**ASSIGNMENT**. Search the records below for the word "heading". Pull out each line that has it.

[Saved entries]

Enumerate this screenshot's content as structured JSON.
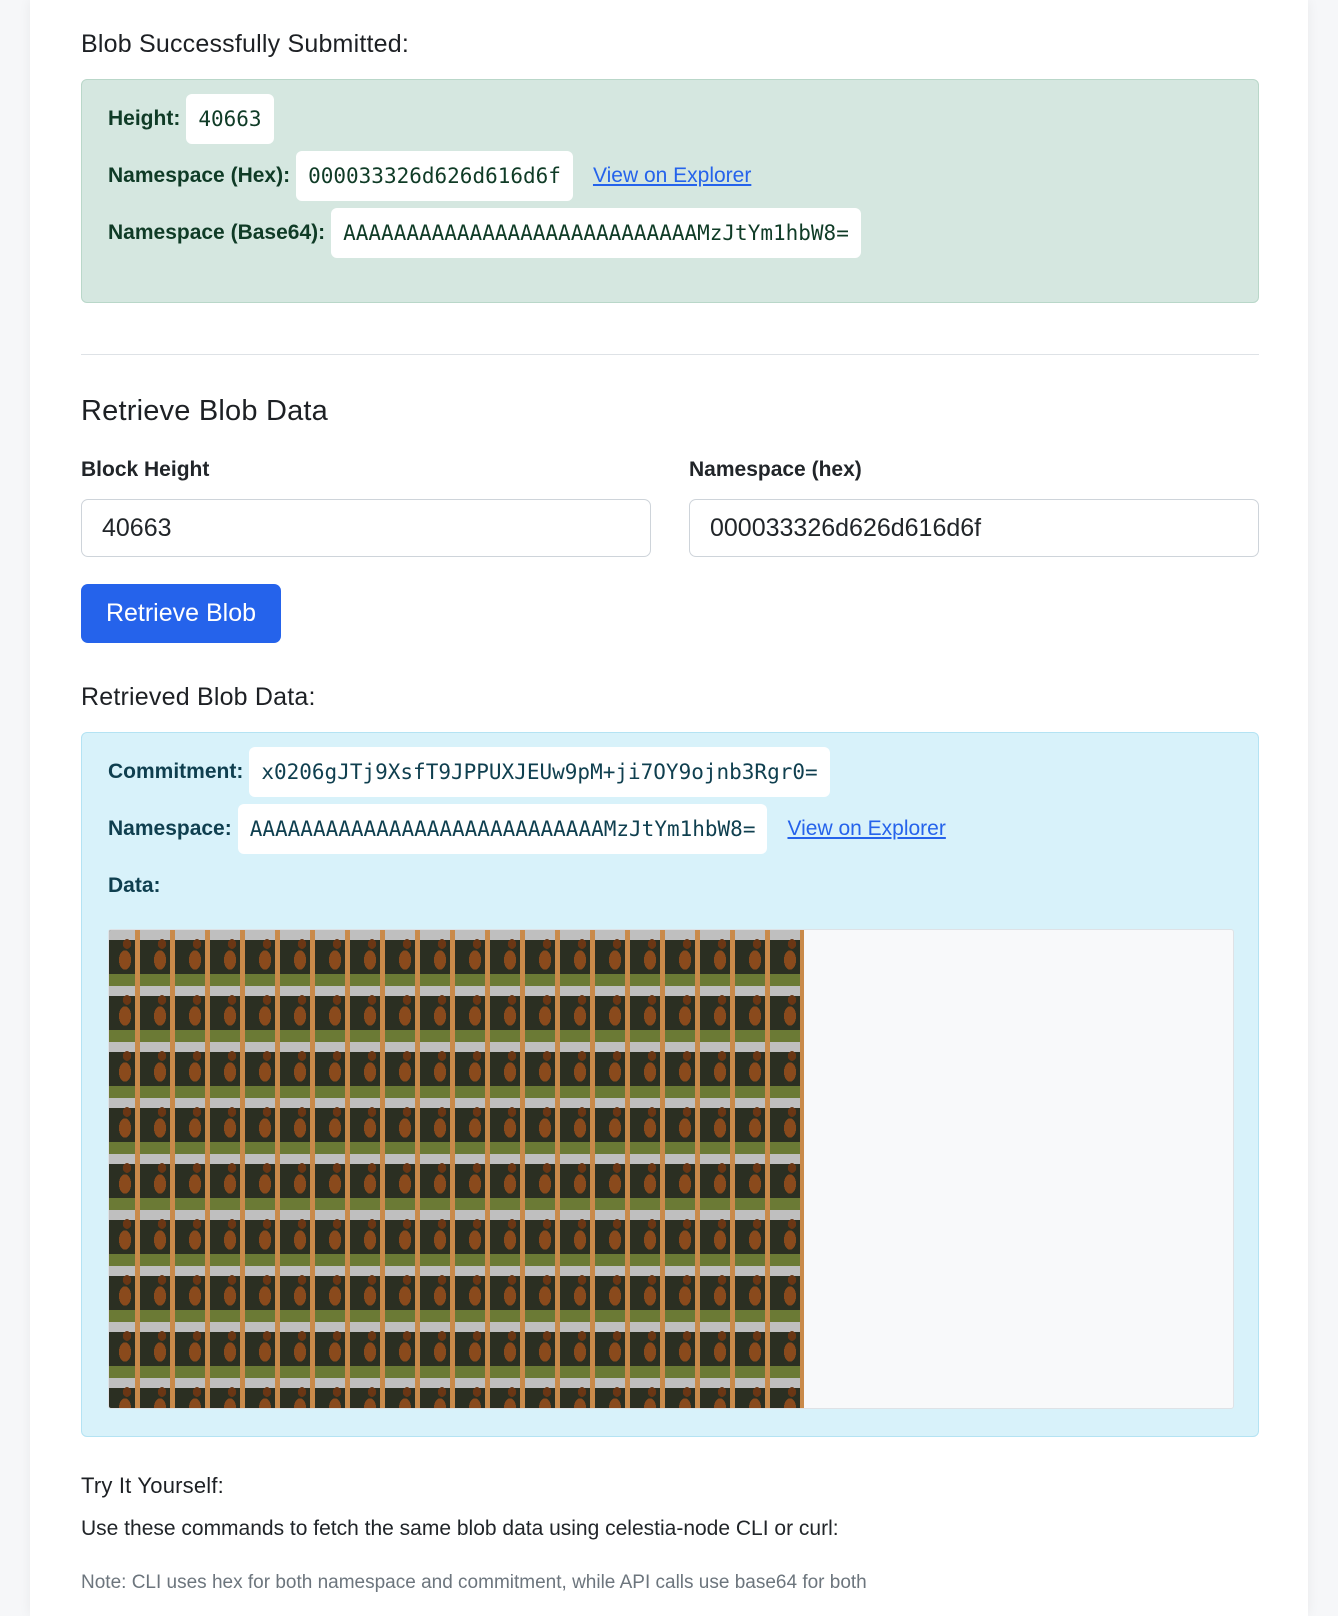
{
  "submitted": {
    "heading": "Blob Successfully Submitted:",
    "height_label": "Height:",
    "height_value": "40663",
    "ns_hex_label": "Namespace (Hex):",
    "ns_hex_value": "000033326d626d616d6f",
    "explorer_link": "View on Explorer",
    "ns_b64_label": "Namespace (Base64):",
    "ns_b64_value": "AAAAAAAAAAAAAAAAAAAAAAAAAAAAMzJtYm1hbW8="
  },
  "retrieve": {
    "heading": "Retrieve Blob Data",
    "block_height_label": "Block Height",
    "block_height_value": "40663",
    "namespace_label": "Namespace (hex)",
    "namespace_value": "000033326d626d616d6f",
    "button_label": "Retrieve Blob"
  },
  "retrieved": {
    "heading": "Retrieved Blob Data:",
    "commitment_label": "Commitment:",
    "commitment_value": "x0206gJTj9XsfT9JPPUXJEUw9pM+ji7OY9ojnb3Rgr0=",
    "namespace_label": "Namespace:",
    "namespace_value": "AAAAAAAAAAAAAAAAAAAAAAAAAAAAMzJtYm1hbW8=",
    "explorer_link": "View on Explorer",
    "data_label": "Data:"
  },
  "try": {
    "heading": "Try It Yourself:",
    "description": "Use these commands to fetch the same blob data using celestia-node CLI or curl:",
    "note": "Note: CLI uses hex for both namespace and commitment, while API calls use base64 for both"
  },
  "colors": {
    "primary": "#2563eb",
    "success_bg": "#d5e7e0",
    "info_bg": "#d8f2fa"
  }
}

**TASK SOLUTION**.
    "heading": "Blob Successfully Submitted:",
    "heading": "Retrieve Blob Data",
    "heading": "Retrieved Blob Data:",
    "heading": "Try It Yourself:",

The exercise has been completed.